Publicly traded payments company Wirecard AG has been found to have engaged in reverse domain name hijacking over the domain name Boon.com.
The company, which has a market capitalization of 4.37 billion euros, filed a UDRP after failing to acquire the domain name Boon.com for a future payments services brand.
In its complaint, Wirecard mentioned that it has been around since 1999 and had 2013 turnover of about a half billion euros. What it failed to mention, but domain name owner Nat Cohen of Telepathy discovered, is that its interest in boon.com is much more recent: it is preparing to launch a contactless payment system for Android this year. It secured the domain name BoonPayment.com for that service.
Wirecard tried to buy Boon.com through SecuredOffers.com, a service that requires a payment and acknowledgement of lack of trademark rights in order to submit an offer. It offered just $500, and Telepathy responded that it had already received an offer of $75,000 for the domain name.
Among Wirecard’s amusing allegations (as written in the decision):
“The Respondent’s offer to sell the disputed domain name for USD 75,000-100,000 shows that the Respondent’s only intention was to fraudulently transfer the disputed domain name to the highest bidder.”
“As the Respondent has not used the disputed domain name, so far as the Complainant is aware, the Respondent is thereby proven merely to have a financial interest in the disputed domain name.”
“It is evident that the Respondent is a professional “domain grabber” who has only registered the disputed domain name in bad faith to sell the highest bidder.”
Professional domain grabber? That’s a new one.
Cohen, who represented himself in the case, noted:
“The Complainant undertook this case not because it is a victim of cybersquatting but because it covets the disputed domain name for its newly announced service.”
The three person panel found Wirecard to have engaged in reverse domain name hijacking in this case. The panel noted that Wirecard AG made unfounded claims despite being represented by counsel at Wragge Lawrence Graham & Co LLP.

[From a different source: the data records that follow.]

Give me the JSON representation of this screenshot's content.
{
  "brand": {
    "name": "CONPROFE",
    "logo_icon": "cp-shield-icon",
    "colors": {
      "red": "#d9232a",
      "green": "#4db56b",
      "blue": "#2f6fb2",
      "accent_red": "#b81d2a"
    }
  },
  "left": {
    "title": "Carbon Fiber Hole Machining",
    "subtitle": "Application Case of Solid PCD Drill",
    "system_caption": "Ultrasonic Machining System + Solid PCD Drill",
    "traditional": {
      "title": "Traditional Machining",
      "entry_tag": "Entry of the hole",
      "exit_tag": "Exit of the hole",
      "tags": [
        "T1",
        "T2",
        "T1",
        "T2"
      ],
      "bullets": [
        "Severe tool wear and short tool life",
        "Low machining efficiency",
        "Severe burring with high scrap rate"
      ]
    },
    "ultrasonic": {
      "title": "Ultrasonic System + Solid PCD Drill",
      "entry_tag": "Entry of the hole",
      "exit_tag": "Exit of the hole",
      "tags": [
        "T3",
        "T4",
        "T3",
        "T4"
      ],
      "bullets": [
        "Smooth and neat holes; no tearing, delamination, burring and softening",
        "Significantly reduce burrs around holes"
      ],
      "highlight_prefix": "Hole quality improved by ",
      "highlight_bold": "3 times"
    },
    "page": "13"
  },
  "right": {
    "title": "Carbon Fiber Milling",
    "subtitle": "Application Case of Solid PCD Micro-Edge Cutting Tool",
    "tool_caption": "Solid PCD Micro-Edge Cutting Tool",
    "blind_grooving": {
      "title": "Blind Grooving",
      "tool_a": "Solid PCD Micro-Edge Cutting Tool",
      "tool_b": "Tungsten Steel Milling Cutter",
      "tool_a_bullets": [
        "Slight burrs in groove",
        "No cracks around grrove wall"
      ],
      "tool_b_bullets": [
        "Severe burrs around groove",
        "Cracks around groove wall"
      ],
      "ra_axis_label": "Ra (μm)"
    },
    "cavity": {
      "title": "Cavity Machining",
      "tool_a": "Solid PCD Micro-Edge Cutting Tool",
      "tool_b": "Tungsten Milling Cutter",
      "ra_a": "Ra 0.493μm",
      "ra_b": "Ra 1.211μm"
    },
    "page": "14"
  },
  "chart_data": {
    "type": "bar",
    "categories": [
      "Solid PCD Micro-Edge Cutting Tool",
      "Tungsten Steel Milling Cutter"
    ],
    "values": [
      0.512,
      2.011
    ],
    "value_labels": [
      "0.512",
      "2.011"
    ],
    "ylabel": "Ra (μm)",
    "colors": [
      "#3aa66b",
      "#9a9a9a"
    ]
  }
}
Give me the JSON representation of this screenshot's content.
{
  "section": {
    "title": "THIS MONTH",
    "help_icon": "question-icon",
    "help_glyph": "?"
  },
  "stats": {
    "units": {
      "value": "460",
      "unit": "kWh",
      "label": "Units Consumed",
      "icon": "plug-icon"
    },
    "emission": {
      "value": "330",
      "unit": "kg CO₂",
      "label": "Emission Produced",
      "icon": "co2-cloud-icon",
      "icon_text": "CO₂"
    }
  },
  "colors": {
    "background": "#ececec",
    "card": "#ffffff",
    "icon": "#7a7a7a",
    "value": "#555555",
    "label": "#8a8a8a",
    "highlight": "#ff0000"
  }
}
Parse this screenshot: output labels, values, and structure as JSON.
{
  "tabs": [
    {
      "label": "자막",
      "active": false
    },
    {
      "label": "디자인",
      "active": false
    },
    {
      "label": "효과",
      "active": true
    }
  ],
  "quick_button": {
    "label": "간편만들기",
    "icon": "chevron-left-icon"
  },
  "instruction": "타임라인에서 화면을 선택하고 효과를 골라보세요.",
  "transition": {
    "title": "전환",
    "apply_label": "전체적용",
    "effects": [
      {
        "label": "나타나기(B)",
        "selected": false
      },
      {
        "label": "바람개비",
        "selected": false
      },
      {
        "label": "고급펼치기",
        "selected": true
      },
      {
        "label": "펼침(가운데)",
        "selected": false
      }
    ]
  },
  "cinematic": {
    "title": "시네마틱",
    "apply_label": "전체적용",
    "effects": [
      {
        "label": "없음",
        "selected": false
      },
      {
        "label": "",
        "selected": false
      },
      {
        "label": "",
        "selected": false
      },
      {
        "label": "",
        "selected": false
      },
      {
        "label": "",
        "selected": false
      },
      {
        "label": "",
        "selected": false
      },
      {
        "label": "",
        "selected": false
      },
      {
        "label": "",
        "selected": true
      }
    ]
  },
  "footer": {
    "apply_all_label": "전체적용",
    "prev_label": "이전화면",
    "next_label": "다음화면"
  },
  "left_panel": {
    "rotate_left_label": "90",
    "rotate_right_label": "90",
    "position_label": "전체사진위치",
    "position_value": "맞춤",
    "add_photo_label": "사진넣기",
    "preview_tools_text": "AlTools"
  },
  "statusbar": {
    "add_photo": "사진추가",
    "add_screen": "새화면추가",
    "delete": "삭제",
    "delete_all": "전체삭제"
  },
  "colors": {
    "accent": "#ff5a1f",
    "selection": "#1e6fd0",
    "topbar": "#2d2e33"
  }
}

Among the panel’s reasons for finding that Wirecard filed the case in abuse of the UDRP policy was that:
The Complainant referred to its alleged extensive trading activity and turnover but omitted to mention that none of this related to “boon”, the trade mark at issue in this case and that the Complainant’s apparent venture relating to that trade mark had not yet even been launched. The Complainant should have been open about this fact.